Pheasants, partridges and guinea fowl are often farmed together, as an enterprise within a farming business. Quail are often farmed independently of other game bird species due to different management requirements — it is the smallest species of game bird farmed in Australia, but the largest by volume. Geese are predominantly produced by backyard enthusiasts, who have historically supplied birds to small processors, and geese production is not a commercial or structured industry in Australia. Generally, pigeon (squab) farms are small, family-run enterprises, which typically supplement income from other farming enterprises (such as cropping) or supplement other income sources such as a part-time job.

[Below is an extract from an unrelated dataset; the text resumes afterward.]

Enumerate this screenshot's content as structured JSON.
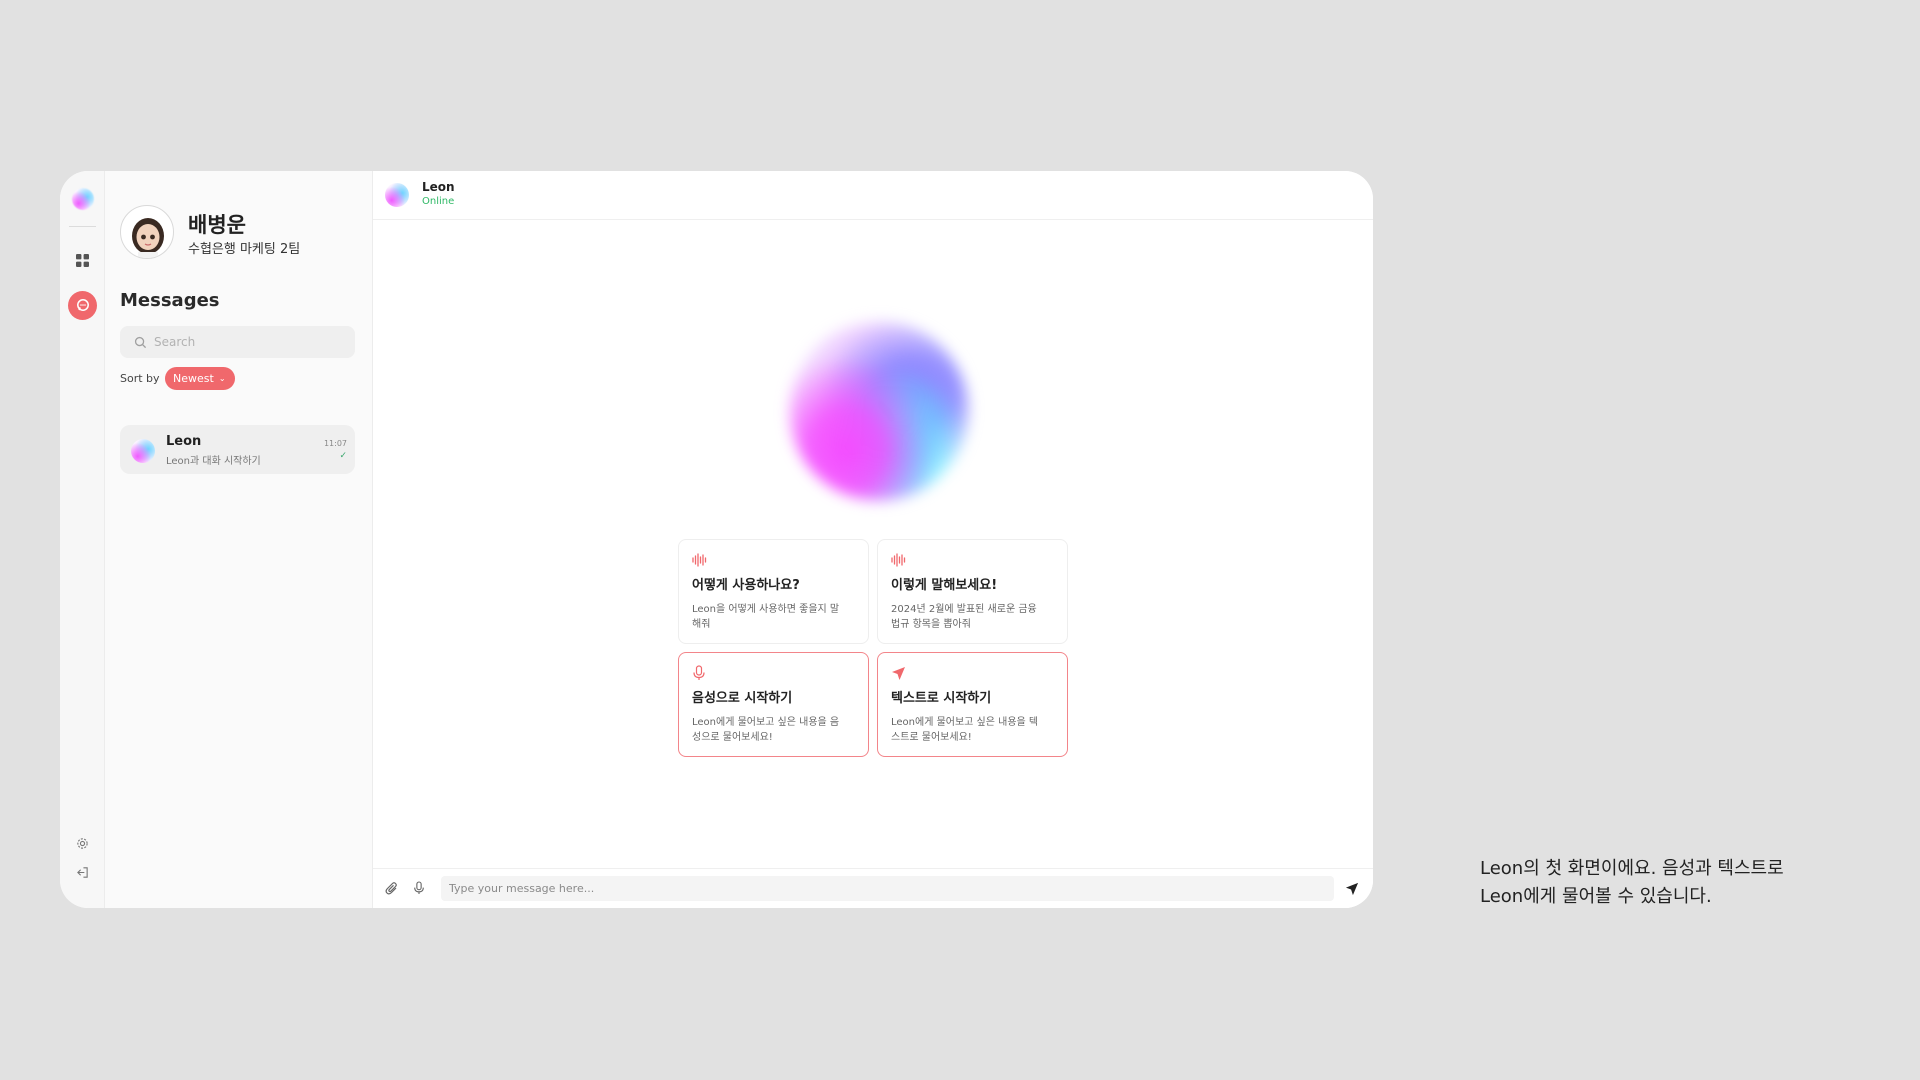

Game birds are raised for their meat (and in the case of quail, also for their eggs) for human consumption. Apart from quail, a feature they have in common is that the majority of product is marketed domestically so future sustainable expansion will increasingly depend on identifying new markets. Without much capital expenditure required, the Australian game bird industry has the potential for increased production and processing outputs, which could increase its global competitiveness. However, the expansion of the game bird industry in Australia is restricted by low rates of fertility and hatchability, variable egg production and growth rates, inadequate understanding of nutrition needs and a lack of quality breeding programs. Therefore, Australian game bird industries will need to improve their efficiency if they are to remain viable in the domestic market or to compete internationally.
Facts and figures
- Six species of bird considered as game birds are pheasant, partridge, guinea fowl, quail, goose and pigeon (squab)
- Quail is the largest and most established game bird industry in Australia
- Game birds are raised for their meat and eggs, for human consumption
- Apart from quail, most game bird meat is marketed domestically
- Game bird comprises a very small, specialty segment within a large and competitive poultry market
- While some opportunities exist for export development, the game bird industry faces a number of challenges to expansion
While the throughput of some of these industries has declined, the value of their retail sales (especially quail and squab) has increased substantially.
Quail is the largest game bird industry in Australia with 6.5 million quail harvested annually, with a value of over AU$14 million. There is one large quail ‘farm’, that processes 15,000 birds per week – it has developed its own breed and incubates the eggs, raises the quail and processes them. The farm also makes its own feed and has an abattoir on site.
After quail, the pigeon (squab) industry is the next largest and is typically made up of many growers of varying size that produce birds for a central processor who markets and sells the product. Approximately 323,000 squab are processed in Australia annually with a value of approximately AU$11 million. Squab farms have generally been established as part of farm diversification programs, hobby-farming ventures, or by full or part-time town workers with a few acres looking for an extra income stream. There are few, if any, "stand alone" squab farms in Australia that are run by full-time staff. Typically, people enter the industry as a “hobby farmer” with little background in farming other species of birds.
Geese are not grown in a commercial or structured industry in Australia and therefore production information is limited. The industry consists predominantly of backyard enthusiasts who have provided birds to small processors in the past. Globally, geese may be farmed for their livers, which are used to produce foie gras. Livers weighing between 500 and 800 grams are produced via force-feeding, a practice that is banned on welfare grounds in Australia (and many other countries).